Exercise objective: Make your reply a word-for-word repeat of the records.

Website and app data records:
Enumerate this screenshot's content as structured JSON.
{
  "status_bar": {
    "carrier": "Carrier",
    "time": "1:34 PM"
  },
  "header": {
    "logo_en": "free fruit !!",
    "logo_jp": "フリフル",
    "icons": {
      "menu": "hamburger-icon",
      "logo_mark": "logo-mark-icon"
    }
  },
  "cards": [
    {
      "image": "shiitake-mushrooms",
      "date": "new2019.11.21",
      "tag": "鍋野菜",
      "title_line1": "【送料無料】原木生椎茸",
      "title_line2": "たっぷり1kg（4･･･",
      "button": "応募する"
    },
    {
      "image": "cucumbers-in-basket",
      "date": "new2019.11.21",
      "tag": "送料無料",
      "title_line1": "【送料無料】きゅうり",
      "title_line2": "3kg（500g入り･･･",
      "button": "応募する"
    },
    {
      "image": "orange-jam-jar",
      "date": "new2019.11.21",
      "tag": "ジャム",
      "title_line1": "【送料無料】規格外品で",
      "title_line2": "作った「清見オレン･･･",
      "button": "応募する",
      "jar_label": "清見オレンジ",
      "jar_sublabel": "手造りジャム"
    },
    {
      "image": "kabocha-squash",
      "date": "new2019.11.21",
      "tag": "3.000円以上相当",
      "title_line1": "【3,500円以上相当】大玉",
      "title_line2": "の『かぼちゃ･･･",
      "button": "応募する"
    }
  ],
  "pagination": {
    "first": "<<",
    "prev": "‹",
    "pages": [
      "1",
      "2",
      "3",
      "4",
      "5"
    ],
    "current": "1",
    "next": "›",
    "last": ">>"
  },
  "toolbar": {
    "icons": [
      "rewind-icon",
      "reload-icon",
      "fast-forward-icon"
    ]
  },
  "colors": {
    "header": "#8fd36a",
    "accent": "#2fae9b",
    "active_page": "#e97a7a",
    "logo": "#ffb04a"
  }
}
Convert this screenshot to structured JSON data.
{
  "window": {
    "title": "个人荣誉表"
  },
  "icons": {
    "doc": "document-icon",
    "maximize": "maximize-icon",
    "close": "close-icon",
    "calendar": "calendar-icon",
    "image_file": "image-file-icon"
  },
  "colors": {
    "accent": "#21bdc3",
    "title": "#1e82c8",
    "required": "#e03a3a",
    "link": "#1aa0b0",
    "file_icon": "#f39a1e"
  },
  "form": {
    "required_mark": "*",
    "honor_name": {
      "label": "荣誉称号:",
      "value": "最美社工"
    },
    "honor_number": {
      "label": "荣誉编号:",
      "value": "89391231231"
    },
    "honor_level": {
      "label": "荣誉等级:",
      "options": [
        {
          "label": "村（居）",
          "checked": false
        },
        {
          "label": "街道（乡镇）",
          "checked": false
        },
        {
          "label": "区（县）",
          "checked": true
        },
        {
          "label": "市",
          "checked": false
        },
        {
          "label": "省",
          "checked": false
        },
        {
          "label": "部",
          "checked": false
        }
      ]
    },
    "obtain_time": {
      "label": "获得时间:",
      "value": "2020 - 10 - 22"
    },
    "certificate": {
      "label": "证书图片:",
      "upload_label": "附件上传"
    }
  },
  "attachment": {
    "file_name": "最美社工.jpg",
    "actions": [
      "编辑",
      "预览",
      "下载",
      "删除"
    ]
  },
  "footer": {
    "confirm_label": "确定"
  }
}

Solution to the problem:
Enumerate this screenshot's content as structured JSON.
{
  "status_bar": {
    "carrier": "Carrier",
    "time": "1:34 PM"
  },
  "header": {
    "logo_en": "free fruit !!",
    "logo_jp": "フリフル",
    "icons": {
      "menu": "hamburger-icon",
      "logo_mark": "logo-mark-icon"
    }
  },
  "cards": [
    {
      "image": "shiitake-mushrooms",
      "date": "new2019.11.21",
      "tag": "鍋野菜",
      "title_line1": "【送料無料】原木生椎茸",
      "title_line2": "たっぷり1kg（4･･･",
      "button": "応募する"
    },
    {
      "image": "cucumbers-in-basket",
      "date": "new2019.11.21",
      "tag": "送料無料",
      "title_line1": "【送料無料】きゅうり",
      "title_line2": "3kg（500g入り･･･",
      "button": "応募する"
    },
    {
      "image": "orange-jam-jar",
      "date": "new2019.11.21",
      "tag": "ジャム",
      "title_line1": "【送料無料】規格外品で",
      "title_line2": "作った「清見オレン･･･",
      "button": "応募する",
      "jar_label": "清見オレンジ",
      "jar_sublabel": "手造りジャム"
    },
    {
      "image": "kabocha-squash",
      "date": "new2019.11.21",
      "tag": "3.000円以上相当",
      "title_line1": "【3,500円以上相当】大玉",
      "title_line2": "の『かぼちゃ･･･",
      "button": "応募する"
    }
  ],
  "pagination": {
    "first": "<<",
    "prev": "‹",
    "pages": [
      "1",
      "2",
      "3",
      "4",
      "5"
    ],
    "current": "1",
    "next": "›",
    "last": ">>"
  },
  "toolbar": {
    "icons": [
      "rewind-icon",
      "reload-icon",
      "fast-forward-icon"
    ]
  },
  "colors": {
    "header": "#8fd36a",
    "accent": "#2fae9b",
    "active_page": "#e97a7a",
    "logo": "#ffb04a"
  }
}
Convert this screenshot to structured JSON data.
{
  "window": {
    "title": "个人荣誉表"
  },
  "icons": {
    "doc": "document-icon",
    "maximize": "maximize-icon",
    "close": "close-icon",
    "calendar": "calendar-icon",
    "image_file": "image-file-icon"
  },
  "colors": {
    "accent": "#21bdc3",
    "title": "#1e82c8",
    "required": "#e03a3a",
    "link": "#1aa0b0",
    "file_icon": "#f39a1e"
  },
  "form": {
    "required_mark": "*",
    "honor_name": {
      "label": "荣誉称号:",
      "value": "最美社工"
    },
    "honor_number": {
      "label": "荣誉编号:",
      "value": "89391231231"
    },
    "honor_level": {
      "label": "荣誉等级:",
      "options": [
        {
          "label": "村（居）",
          "checked": false
        },
        {
          "label": "街道（乡镇）",
          "checked": false
        },
        {
          "label": "区（县）",
          "checked": true
        },
        {
          "label": "市",
          "checked": false
        },
        {
          "label": "省",
          "checked": false
        },
        {
          "label": "部",
          "checked": false
        }
      ]
    },
    "obtain_time": {
      "label": "获得时间:",
      "value": "2020 - 10 - 22"
    },
    "certificate": {
      "label": "证书图片:",
      "upload_label": "附件上传"
    }
  },
  "attachment": {
    "file_name": "最美社工.jpg",
    "actions": [
      "编辑",
      "预览",
      "下载",
      "删除"
    ]
  },
  "footer": {
    "confirm_label": "确定"
  }
}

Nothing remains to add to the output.